───── Information provided

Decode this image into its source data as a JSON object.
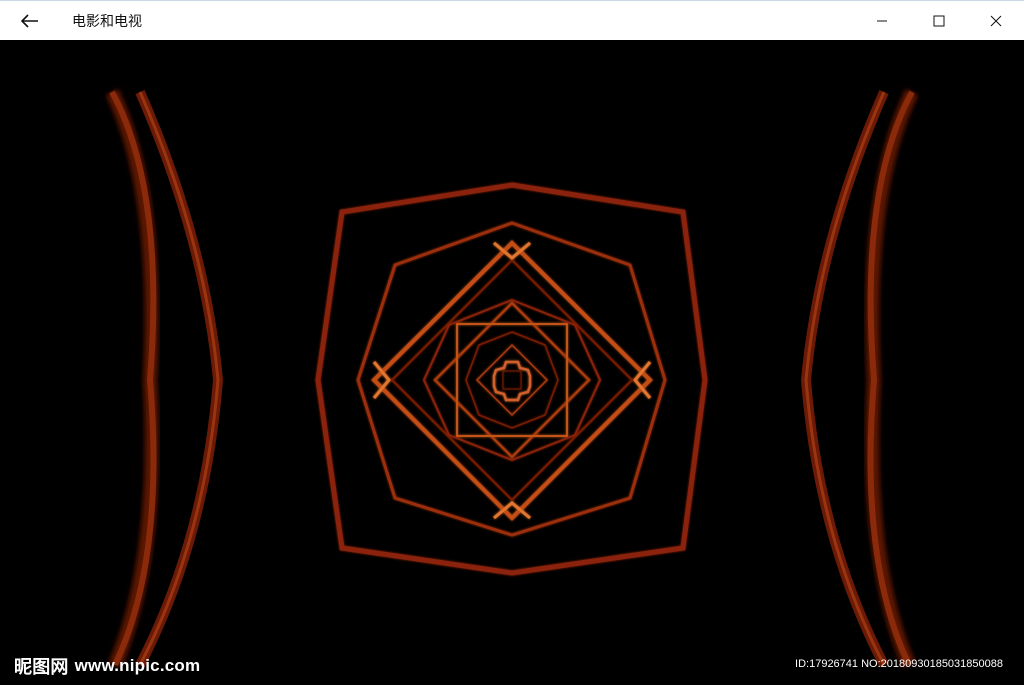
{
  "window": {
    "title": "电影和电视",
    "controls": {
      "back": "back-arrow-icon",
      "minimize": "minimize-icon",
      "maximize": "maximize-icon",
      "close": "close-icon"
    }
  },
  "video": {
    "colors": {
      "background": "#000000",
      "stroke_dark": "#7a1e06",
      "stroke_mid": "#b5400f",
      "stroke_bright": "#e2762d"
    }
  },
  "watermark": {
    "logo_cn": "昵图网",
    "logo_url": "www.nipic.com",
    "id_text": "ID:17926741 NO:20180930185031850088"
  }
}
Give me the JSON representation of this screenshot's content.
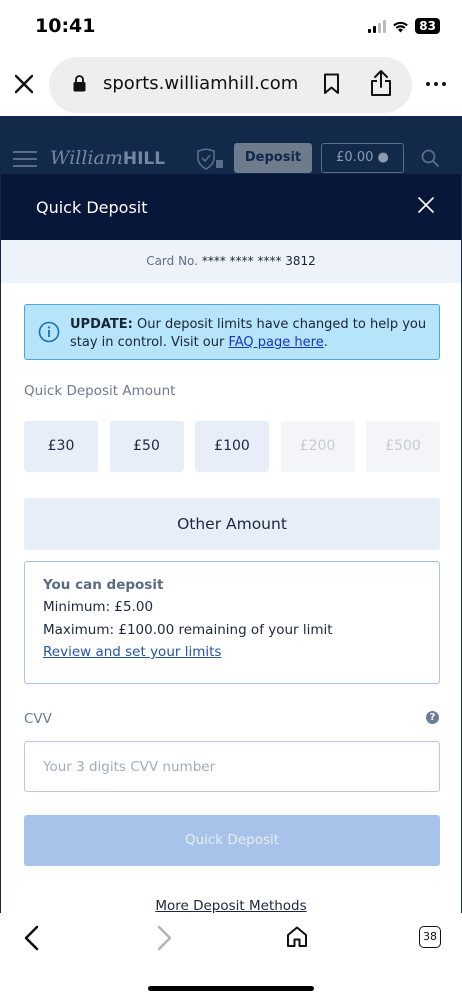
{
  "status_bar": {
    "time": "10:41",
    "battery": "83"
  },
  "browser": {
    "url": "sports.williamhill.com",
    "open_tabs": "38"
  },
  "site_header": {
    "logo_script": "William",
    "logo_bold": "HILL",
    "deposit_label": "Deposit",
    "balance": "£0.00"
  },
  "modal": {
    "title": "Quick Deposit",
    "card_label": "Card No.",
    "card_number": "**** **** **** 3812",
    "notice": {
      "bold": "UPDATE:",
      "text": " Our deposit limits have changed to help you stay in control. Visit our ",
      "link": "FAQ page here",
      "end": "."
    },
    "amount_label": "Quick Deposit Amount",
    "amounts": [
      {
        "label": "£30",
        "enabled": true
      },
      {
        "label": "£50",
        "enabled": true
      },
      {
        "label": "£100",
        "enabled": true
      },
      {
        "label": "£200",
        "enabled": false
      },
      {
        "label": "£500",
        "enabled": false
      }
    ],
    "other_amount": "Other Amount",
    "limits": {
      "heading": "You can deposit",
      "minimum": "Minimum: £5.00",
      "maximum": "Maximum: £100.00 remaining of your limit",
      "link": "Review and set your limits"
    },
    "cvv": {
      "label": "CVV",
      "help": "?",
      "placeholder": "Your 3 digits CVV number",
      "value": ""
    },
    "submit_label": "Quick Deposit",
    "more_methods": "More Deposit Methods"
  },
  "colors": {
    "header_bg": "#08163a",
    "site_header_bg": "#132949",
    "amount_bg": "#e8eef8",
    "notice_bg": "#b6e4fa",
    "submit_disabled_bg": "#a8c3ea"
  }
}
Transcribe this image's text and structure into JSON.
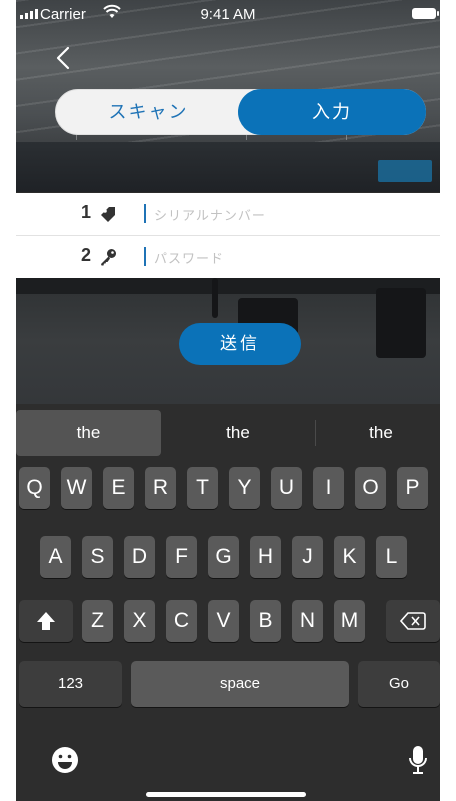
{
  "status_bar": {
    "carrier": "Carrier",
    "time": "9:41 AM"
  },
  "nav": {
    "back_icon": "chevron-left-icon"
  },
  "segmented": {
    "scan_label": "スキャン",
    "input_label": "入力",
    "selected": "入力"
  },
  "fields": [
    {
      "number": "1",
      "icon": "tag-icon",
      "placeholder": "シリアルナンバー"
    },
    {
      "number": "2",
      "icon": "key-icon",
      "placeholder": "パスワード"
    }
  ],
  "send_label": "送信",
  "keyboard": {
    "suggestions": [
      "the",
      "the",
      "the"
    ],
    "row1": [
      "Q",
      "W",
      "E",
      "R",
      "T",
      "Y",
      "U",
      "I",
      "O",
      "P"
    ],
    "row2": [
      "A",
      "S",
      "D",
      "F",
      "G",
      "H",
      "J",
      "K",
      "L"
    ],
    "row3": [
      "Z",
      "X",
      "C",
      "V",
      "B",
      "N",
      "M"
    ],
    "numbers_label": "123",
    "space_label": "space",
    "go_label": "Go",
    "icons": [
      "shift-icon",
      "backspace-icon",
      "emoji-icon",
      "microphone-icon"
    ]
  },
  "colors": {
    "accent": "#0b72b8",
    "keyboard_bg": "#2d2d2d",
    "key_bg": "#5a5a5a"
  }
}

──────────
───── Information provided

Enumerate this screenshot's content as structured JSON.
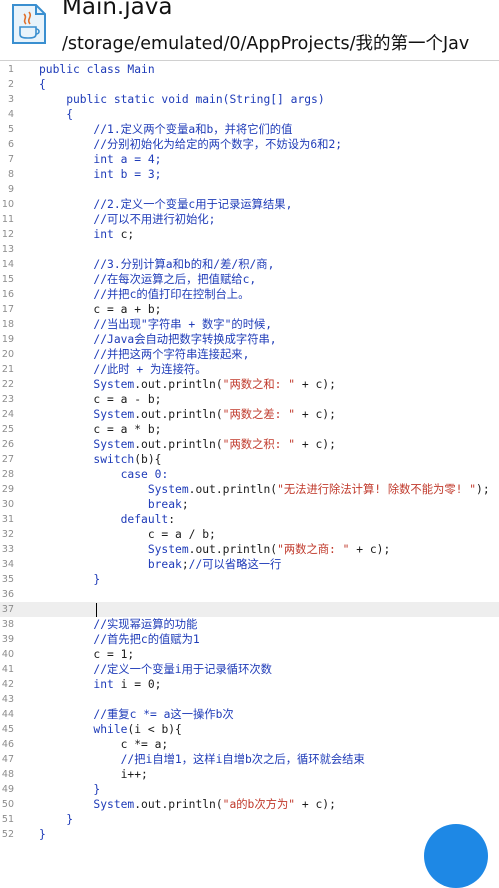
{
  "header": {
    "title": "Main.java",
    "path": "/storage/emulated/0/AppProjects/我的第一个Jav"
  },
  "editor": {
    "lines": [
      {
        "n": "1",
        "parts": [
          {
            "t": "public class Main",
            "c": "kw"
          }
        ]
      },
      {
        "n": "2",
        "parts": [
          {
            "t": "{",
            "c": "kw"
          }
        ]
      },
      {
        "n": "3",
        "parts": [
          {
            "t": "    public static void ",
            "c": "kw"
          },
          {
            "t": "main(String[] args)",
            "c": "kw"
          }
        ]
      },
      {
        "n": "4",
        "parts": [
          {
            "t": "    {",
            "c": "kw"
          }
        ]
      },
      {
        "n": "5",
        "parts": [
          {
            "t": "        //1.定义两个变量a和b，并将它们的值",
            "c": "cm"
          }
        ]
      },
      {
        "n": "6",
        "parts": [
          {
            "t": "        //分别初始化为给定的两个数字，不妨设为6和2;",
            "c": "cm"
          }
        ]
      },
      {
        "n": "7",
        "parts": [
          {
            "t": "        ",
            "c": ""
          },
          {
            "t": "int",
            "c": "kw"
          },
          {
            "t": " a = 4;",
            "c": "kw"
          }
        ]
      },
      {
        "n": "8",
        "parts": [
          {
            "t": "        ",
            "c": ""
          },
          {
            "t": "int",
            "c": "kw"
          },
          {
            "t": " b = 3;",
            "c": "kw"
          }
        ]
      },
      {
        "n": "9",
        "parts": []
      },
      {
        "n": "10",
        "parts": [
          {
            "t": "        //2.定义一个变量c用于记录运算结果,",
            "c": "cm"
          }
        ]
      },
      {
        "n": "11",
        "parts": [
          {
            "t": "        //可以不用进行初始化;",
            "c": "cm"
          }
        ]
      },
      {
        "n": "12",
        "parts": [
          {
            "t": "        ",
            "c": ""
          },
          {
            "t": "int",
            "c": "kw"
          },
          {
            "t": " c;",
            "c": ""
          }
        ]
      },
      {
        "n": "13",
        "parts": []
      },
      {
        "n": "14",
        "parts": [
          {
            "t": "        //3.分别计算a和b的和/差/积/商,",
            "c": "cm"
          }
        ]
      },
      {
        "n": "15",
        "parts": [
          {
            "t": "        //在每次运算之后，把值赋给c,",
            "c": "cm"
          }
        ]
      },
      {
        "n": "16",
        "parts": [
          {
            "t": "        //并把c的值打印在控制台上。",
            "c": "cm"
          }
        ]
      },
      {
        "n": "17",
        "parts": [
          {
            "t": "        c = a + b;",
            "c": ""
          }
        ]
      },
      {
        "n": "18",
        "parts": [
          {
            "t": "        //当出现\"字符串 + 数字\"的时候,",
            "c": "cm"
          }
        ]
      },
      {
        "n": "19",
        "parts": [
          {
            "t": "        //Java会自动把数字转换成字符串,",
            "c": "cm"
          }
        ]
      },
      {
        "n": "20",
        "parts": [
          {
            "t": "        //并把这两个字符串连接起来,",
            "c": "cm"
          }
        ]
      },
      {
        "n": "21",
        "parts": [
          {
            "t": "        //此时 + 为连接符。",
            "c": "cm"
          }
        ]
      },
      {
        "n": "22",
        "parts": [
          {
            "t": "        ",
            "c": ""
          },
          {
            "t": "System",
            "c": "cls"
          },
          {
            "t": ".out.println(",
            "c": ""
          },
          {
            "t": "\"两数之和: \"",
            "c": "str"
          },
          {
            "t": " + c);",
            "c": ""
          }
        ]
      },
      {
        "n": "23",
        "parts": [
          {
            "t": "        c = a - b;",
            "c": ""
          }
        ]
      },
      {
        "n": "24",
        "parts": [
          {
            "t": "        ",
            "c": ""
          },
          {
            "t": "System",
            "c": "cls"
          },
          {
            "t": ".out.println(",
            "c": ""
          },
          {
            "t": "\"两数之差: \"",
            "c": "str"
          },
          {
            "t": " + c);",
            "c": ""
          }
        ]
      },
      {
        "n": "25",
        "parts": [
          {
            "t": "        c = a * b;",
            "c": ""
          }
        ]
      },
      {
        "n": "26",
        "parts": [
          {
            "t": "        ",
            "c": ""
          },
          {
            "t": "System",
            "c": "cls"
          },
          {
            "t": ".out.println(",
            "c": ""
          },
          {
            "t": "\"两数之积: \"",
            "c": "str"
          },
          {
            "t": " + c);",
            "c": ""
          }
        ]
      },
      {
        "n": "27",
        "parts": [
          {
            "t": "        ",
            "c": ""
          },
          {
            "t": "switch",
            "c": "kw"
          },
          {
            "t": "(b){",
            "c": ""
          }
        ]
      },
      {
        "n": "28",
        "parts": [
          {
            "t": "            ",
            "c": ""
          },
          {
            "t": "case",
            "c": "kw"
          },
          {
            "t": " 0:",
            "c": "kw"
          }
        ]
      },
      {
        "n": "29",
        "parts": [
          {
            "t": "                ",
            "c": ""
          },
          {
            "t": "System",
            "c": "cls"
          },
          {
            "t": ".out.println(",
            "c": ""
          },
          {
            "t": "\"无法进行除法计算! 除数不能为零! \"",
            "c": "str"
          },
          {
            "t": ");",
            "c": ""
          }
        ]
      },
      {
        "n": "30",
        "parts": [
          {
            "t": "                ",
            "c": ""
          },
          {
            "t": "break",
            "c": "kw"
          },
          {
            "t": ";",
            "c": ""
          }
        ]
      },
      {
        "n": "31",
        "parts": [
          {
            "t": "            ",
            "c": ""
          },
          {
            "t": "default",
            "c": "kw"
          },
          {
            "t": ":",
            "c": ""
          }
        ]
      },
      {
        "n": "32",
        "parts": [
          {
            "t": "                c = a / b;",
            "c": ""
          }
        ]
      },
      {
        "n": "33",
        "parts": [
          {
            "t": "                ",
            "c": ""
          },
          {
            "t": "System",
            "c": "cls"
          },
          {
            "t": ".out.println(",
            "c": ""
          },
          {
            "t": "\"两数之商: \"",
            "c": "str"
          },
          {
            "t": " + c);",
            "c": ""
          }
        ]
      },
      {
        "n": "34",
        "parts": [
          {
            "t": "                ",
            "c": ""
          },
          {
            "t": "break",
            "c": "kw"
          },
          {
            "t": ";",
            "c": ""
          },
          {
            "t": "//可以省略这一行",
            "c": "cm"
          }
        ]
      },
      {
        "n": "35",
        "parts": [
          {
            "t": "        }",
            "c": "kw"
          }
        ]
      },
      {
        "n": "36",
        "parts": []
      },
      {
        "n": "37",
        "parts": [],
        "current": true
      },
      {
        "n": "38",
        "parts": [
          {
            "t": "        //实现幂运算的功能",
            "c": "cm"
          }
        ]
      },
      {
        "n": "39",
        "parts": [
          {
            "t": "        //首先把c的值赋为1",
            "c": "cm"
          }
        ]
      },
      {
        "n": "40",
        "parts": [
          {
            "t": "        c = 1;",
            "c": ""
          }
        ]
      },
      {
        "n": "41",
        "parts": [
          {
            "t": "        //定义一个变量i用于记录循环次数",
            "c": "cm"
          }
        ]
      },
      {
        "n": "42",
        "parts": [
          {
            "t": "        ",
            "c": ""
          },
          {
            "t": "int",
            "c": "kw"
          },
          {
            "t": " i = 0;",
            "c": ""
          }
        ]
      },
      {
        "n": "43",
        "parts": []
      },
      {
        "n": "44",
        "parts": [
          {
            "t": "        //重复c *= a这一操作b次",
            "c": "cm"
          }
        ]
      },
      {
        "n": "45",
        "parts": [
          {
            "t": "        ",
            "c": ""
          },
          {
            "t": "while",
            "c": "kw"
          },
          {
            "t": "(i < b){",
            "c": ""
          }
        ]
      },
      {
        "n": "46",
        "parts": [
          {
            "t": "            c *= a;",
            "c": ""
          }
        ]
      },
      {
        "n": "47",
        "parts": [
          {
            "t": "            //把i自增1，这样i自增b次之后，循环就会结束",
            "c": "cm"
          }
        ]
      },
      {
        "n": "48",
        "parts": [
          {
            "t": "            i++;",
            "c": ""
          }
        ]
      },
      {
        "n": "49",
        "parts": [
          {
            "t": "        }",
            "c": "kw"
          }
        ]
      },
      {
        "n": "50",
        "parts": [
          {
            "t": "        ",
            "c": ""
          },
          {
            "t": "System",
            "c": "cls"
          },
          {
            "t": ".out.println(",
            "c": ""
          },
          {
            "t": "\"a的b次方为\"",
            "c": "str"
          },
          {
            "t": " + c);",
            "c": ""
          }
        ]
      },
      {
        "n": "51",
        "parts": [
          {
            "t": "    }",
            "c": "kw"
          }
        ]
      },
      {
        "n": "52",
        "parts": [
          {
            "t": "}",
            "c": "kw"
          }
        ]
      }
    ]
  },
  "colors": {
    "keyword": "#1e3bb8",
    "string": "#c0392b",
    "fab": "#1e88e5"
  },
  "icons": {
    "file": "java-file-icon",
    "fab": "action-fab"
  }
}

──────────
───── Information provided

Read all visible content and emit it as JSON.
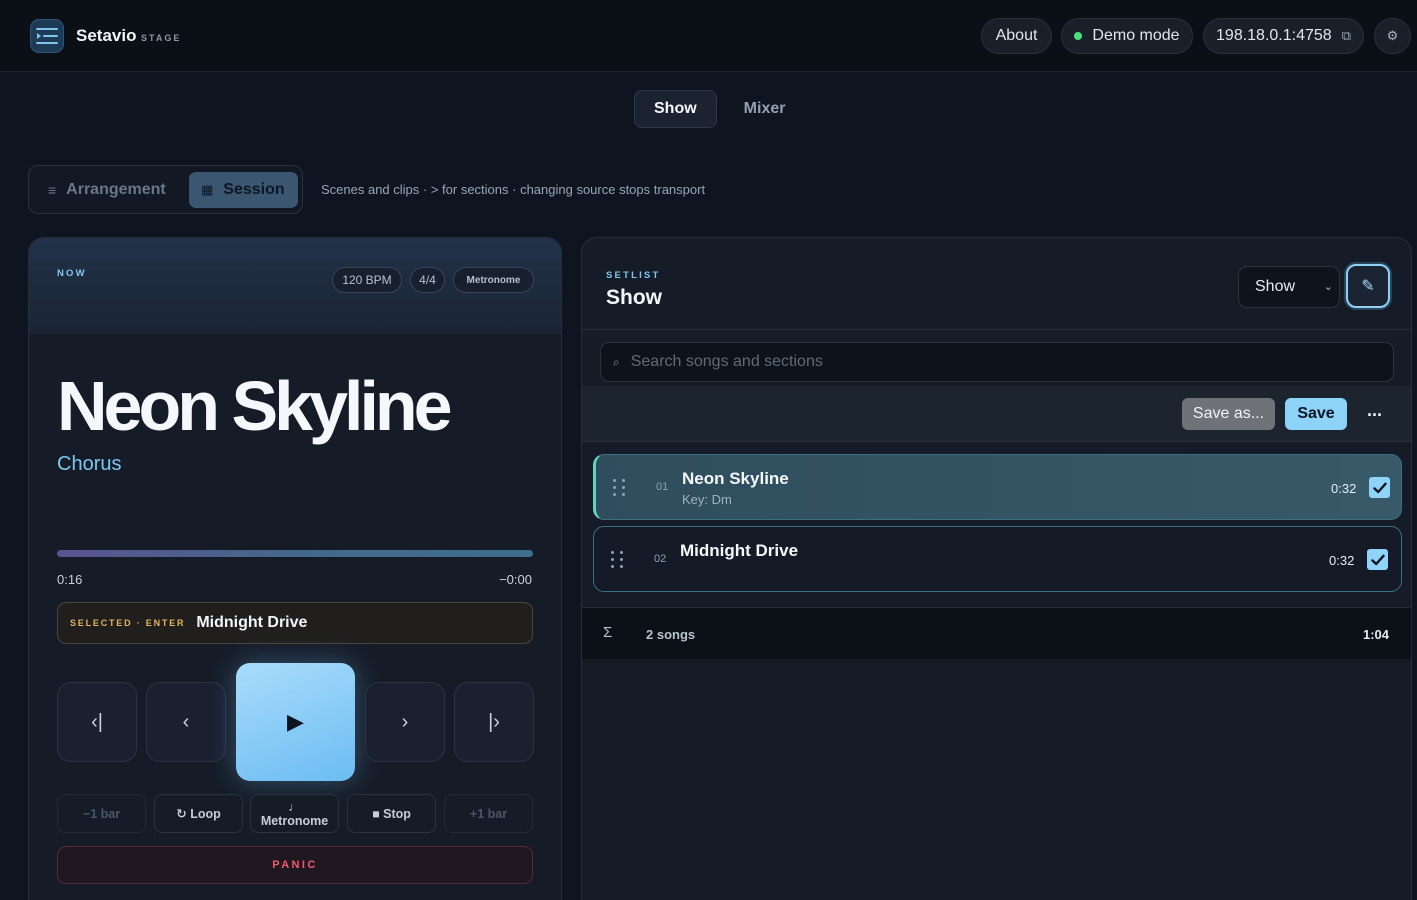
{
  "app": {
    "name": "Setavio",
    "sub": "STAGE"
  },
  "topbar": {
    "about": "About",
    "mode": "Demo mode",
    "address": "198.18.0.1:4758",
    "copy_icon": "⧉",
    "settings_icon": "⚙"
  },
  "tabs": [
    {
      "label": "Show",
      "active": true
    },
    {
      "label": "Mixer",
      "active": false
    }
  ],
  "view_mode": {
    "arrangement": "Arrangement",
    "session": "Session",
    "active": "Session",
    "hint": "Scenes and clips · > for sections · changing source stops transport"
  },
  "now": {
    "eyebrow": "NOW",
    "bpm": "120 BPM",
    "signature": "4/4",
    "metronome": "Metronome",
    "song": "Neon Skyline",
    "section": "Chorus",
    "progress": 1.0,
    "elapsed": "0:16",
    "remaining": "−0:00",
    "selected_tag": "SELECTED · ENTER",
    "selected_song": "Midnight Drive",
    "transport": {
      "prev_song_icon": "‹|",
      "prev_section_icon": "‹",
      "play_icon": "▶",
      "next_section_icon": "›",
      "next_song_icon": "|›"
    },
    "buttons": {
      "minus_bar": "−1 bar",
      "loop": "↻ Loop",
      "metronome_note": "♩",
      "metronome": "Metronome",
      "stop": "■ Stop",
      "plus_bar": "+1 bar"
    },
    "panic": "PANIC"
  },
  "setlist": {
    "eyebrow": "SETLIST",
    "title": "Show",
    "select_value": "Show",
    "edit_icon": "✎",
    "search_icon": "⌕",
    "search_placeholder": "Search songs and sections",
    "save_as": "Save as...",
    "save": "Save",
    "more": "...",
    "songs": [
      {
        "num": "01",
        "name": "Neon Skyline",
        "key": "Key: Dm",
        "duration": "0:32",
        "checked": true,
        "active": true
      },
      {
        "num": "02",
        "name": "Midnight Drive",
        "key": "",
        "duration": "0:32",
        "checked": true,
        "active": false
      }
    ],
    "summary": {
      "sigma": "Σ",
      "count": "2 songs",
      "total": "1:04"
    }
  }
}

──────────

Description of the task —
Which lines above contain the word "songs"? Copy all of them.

Answer for this exercise —
    "search_placeholder": "Search songs and sections",
    "songs": [
      "count": "2 songs",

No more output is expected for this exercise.